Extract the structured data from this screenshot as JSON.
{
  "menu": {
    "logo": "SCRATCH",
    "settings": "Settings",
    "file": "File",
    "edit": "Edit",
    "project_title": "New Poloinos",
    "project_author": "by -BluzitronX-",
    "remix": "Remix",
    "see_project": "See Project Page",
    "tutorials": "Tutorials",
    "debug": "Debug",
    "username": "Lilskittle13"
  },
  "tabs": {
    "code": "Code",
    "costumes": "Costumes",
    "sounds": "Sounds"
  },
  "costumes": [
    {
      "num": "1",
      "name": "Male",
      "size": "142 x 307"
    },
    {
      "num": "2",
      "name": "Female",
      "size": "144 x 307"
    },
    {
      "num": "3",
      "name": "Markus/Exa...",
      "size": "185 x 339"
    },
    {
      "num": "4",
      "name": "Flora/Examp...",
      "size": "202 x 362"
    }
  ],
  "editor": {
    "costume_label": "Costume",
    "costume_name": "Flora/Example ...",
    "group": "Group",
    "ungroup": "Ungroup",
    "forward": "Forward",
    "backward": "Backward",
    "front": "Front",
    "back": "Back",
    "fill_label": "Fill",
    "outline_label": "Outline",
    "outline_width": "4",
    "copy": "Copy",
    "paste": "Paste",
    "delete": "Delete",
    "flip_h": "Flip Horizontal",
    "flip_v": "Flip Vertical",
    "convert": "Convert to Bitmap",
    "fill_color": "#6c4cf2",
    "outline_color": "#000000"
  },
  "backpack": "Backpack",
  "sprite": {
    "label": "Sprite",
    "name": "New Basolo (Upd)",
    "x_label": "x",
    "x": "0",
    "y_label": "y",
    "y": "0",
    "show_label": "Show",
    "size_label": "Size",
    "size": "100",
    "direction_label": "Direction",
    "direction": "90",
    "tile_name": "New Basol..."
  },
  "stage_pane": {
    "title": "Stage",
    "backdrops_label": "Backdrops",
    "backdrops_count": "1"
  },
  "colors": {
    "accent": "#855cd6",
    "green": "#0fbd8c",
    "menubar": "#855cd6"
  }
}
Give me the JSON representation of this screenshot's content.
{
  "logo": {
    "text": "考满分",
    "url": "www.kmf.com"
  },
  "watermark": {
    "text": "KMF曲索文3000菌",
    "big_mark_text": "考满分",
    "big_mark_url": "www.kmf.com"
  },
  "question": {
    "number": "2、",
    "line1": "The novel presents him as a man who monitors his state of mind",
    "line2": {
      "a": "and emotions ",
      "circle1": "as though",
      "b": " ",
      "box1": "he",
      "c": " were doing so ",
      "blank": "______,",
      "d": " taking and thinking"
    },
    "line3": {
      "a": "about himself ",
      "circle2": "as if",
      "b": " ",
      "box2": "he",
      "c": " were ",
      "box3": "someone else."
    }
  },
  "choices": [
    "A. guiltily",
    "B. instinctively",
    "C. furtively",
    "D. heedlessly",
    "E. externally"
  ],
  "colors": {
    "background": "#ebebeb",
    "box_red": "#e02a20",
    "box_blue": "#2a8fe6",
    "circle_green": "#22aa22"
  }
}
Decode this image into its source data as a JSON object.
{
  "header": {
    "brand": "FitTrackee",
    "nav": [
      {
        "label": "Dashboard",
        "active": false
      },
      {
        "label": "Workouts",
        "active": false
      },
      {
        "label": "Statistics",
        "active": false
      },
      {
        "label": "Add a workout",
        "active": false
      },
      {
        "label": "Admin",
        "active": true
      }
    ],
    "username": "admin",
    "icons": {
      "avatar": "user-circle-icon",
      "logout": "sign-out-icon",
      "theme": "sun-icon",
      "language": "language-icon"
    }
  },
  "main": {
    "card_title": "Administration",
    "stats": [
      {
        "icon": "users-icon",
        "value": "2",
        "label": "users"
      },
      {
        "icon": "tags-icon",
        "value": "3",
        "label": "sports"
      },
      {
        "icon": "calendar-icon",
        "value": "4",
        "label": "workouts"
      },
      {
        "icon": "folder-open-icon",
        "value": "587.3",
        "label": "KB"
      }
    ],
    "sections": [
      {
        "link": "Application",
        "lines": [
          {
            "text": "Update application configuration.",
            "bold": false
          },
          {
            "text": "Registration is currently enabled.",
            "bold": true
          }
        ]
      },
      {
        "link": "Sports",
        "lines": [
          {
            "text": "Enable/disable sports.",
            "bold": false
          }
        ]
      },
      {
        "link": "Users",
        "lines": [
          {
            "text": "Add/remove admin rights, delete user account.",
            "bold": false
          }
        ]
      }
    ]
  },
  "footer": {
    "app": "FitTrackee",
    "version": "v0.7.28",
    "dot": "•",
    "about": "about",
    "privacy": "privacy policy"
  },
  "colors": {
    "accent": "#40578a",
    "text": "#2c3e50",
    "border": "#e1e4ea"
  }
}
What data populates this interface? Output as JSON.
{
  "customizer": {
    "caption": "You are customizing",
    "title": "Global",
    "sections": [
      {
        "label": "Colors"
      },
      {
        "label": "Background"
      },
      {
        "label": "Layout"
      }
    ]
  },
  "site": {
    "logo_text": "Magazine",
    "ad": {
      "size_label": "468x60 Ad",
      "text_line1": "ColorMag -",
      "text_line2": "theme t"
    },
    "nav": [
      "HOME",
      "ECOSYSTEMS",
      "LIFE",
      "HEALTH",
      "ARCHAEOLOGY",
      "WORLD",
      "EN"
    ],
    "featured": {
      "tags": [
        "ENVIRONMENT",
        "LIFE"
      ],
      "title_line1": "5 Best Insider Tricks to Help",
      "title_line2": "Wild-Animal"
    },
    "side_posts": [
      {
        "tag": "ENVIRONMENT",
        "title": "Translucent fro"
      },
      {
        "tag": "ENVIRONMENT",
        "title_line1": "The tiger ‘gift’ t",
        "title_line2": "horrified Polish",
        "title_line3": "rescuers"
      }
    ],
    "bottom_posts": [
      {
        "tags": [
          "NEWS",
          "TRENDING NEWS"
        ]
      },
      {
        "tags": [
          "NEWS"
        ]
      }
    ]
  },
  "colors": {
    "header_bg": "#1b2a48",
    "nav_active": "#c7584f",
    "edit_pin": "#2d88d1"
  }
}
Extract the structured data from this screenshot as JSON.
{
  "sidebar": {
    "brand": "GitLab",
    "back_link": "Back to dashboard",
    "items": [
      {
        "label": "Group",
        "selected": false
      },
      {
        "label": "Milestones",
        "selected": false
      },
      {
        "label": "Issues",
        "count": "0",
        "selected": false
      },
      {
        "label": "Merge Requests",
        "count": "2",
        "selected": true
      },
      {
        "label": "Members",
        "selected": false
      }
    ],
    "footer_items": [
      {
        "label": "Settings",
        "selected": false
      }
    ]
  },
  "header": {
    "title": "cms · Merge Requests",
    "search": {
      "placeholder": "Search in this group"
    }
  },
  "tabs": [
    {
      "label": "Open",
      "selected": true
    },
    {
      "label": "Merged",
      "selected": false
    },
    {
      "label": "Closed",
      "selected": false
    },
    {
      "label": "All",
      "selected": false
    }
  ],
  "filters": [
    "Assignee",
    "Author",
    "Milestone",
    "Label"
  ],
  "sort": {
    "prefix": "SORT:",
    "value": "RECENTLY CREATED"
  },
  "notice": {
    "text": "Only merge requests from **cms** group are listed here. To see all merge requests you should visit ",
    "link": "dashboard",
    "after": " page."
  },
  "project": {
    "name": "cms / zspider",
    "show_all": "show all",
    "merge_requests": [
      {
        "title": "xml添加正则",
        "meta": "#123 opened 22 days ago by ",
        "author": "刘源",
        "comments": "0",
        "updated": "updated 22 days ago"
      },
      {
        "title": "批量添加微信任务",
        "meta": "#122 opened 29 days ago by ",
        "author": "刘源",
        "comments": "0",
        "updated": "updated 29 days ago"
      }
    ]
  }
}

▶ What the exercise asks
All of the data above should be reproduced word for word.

▶ Exercise solution
Extract the structured data from this screenshot as JSON.
{
  "menu": {
    "logo": "SCRATCH",
    "settings": "Settings",
    "file": "File",
    "edit": "Edit",
    "project_title": "New Poloinos",
    "project_author": "by -BluzitronX-",
    "remix": "Remix",
    "see_project": "See Project Page",
    "tutorials": "Tutorials",
    "debug": "Debug",
    "username": "Lilskittle13"
  },
  "tabs": {
    "code": "Code",
    "costumes": "Costumes",
    "sounds": "Sounds"
  },
  "costumes": [
    {
      "num": "1",
      "name": "Male",
      "size": "142 x 307"
    },
    {
      "num": "2",
      "name": "Female",
      "size": "144 x 307"
    },
    {
      "num": "3",
      "name": "Markus/Exa...",
      "size": "185 x 339"
    },
    {
      "num": "4",
      "name": "Flora/Examp...",
      "size": "202 x 362"
    }
  ],
  "editor": {
    "costume_label": "Costume",
    "costume_name": "Flora/Example ...",
    "group": "Group",
    "ungroup": "Ungroup",
    "forward": "Forward",
    "backward": "Backward",
    "front": "Front",
    "back": "Back",
    "fill_label": "Fill",
    "outline_label": "Outline",
    "outline_width": "4",
    "copy": "Copy",
    "paste": "Paste",
    "delete": "Delete",
    "flip_h": "Flip Horizontal",
    "flip_v": "Flip Vertical",
    "convert": "Convert to Bitmap",
    "fill_color": "#6c4cf2",
    "outline_color": "#000000"
  },
  "backpack": "Backpack",
  "sprite": {
    "label": "Sprite",
    "name": "New Basolo (Upd)",
    "x_label": "x",
    "x": "0",
    "y_label": "y",
    "y": "0",
    "show_label": "Show",
    "size_label": "Size",
    "size": "100",
    "direction_label": "Direction",
    "direction": "90",
    "tile_name": "New Basol..."
  },
  "stage_pane": {
    "title": "Stage",
    "backdrops_label": "Backdrops",
    "backdrops_count": "1"
  },
  "colors": {
    "accent": "#855cd6",
    "green": "#0fbd8c",
    "menubar": "#855cd6"
  }
}
Give me the JSON representation of this screenshot's content.
{
  "logo": {
    "text": "考满分",
    "url": "www.kmf.com"
  },
  "watermark": {
    "text": "KMF曲索文3000菌",
    "big_mark_text": "考满分",
    "big_mark_url": "www.kmf.com"
  },
  "question": {
    "number": "2、",
    "line1": "The novel presents him as a man who monitors his state of mind",
    "line2": {
      "a": "and emotions ",
      "circle1": "as though",
      "b": " ",
      "box1": "he",
      "c": " were doing so ",
      "blank": "______,",
      "d": " taking and thinking"
    },
    "line3": {
      "a": "about himself ",
      "circle2": "as if",
      "b": " ",
      "box2": "he",
      "c": " were ",
      "box3": "someone else."
    }
  },
  "choices": [
    "A. guiltily",
    "B. instinctively",
    "C. furtively",
    "D. heedlessly",
    "E. externally"
  ],
  "colors": {
    "background": "#ebebeb",
    "box_red": "#e02a20",
    "box_blue": "#2a8fe6",
    "circle_green": "#22aa22"
  }
}
Decode this image into its source data as a JSON object.
{
  "header": {
    "brand": "FitTrackee",
    "nav": [
      {
        "label": "Dashboard",
        "active": false
      },
      {
        "label": "Workouts",
        "active": false
      },
      {
        "label": "Statistics",
        "active": false
      },
      {
        "label": "Add a workout",
        "active": false
      },
      {
        "label": "Admin",
        "active": true
      }
    ],
    "username": "admin",
    "icons": {
      "avatar": "user-circle-icon",
      "logout": "sign-out-icon",
      "theme": "sun-icon",
      "language": "language-icon"
    }
  },
  "main": {
    "card_title": "Administration",
    "stats": [
      {
        "icon": "users-icon",
        "value": "2",
        "label": "users"
      },
      {
        "icon": "tags-icon",
        "value": "3",
        "label": "sports"
      },
      {
        "icon": "calendar-icon",
        "value": "4",
        "label": "workouts"
      },
      {
        "icon": "folder-open-icon",
        "value": "587.3",
        "label": "KB"
      }
    ],
    "sections": [
      {
        "link": "Application",
        "lines": [
          {
            "text": "Update application configuration.",
            "bold": false
          },
          {
            "text": "Registration is currently enabled.",
            "bold": true
          }
        ]
      },
      {
        "link": "Sports",
        "lines": [
          {
            "text": "Enable/disable sports.",
            "bold": false
          }
        ]
      },
      {
        "link": "Users",
        "lines": [
          {
            "text": "Add/remove admin rights, delete user account.",
            "bold": false
          }
        ]
      }
    ]
  },
  "footer": {
    "app": "FitTrackee",
    "version": "v0.7.28",
    "dot": "•",
    "about": "about",
    "privacy": "privacy policy"
  },
  "colors": {
    "accent": "#40578a",
    "text": "#2c3e50",
    "border": "#e1e4ea"
  }
}
What data populates this interface? Output as JSON.
{
  "customizer": {
    "caption": "You are customizing",
    "title": "Global",
    "sections": [
      {
        "label": "Colors"
      },
      {
        "label": "Background"
      },
      {
        "label": "Layout"
      }
    ]
  },
  "site": {
    "logo_text": "Magazine",
    "ad": {
      "size_label": "468x60 Ad",
      "text_line1": "ColorMag -",
      "text_line2": "theme t"
    },
    "nav": [
      "HOME",
      "ECOSYSTEMS",
      "LIFE",
      "HEALTH",
      "ARCHAEOLOGY",
      "WORLD",
      "EN"
    ],
    "featured": {
      "tags": [
        "ENVIRONMENT",
        "LIFE"
      ],
      "title_line1": "5 Best Insider Tricks to Help",
      "title_line2": "Wild-Animal"
    },
    "side_posts": [
      {
        "tag": "ENVIRONMENT",
        "title": "Translucent fro"
      },
      {
        "tag": "ENVIRONMENT",
        "title_line1": "The tiger ‘gift’ t",
        "title_line2": "horrified Polish",
        "title_line3": "rescuers"
      }
    ],
    "bottom_posts": [
      {
        "tags": [
          "NEWS",
          "TRENDING NEWS"
        ]
      },
      {
        "tags": [
          "NEWS"
        ]
      }
    ]
  },
  "colors": {
    "header_bg": "#1b2a48",
    "nav_active": "#c7584f",
    "edit_pin": "#2d88d1"
  }
}
Extract the structured data from this screenshot as JSON.
{
  "sidebar": {
    "brand": "GitLab",
    "back_link": "Back to dashboard",
    "items": [
      {
        "label": "Group",
        "selected": false
      },
      {
        "label": "Milestones",
        "selected": false
      },
      {
        "label": "Issues",
        "count": "0",
        "selected": false
      },
      {
        "label": "Merge Requests",
        "count": "2",
        "selected": true
      },
      {
        "label": "Members",
        "selected": false
      }
    ],
    "footer_items": [
      {
        "label": "Settings",
        "selected": false
      }
    ]
  },
  "header": {
    "title": "cms · Merge Requests",
    "search": {
      "placeholder": "Search in this group"
    }
  },
  "tabs": [
    {
      "label": "Open",
      "selected": true
    },
    {
      "label": "Merged",
      "selected": false
    },
    {
      "label": "Closed",
      "selected": false
    },
    {
      "label": "All",
      "selected": false
    }
  ],
  "filters": [
    "Assignee",
    "Author",
    "Milestone",
    "Label"
  ],
  "sort": {
    "prefix": "SORT:",
    "value": "RECENTLY CREATED"
  },
  "notice": {
    "text": "Only merge requests from **cms** group are listed here. To see all merge requests you should visit ",
    "link": "dashboard",
    "after": " page."
  },
  "project": {
    "name": "cms / zspider",
    "show_all": "show all",
    "merge_requests": [
      {
        "title": "xml添加正则",
        "meta": "#123 opened 22 days ago by ",
        "author": "刘源",
        "comments": "0",
        "updated": "updated 22 days ago"
      },
      {
        "title": "批量添加微信任务",
        "meta": "#122 opened 29 days ago by ",
        "author": "刘源",
        "comments": "0",
        "updated": "updated 29 days ago"
      }
    ]
  }
}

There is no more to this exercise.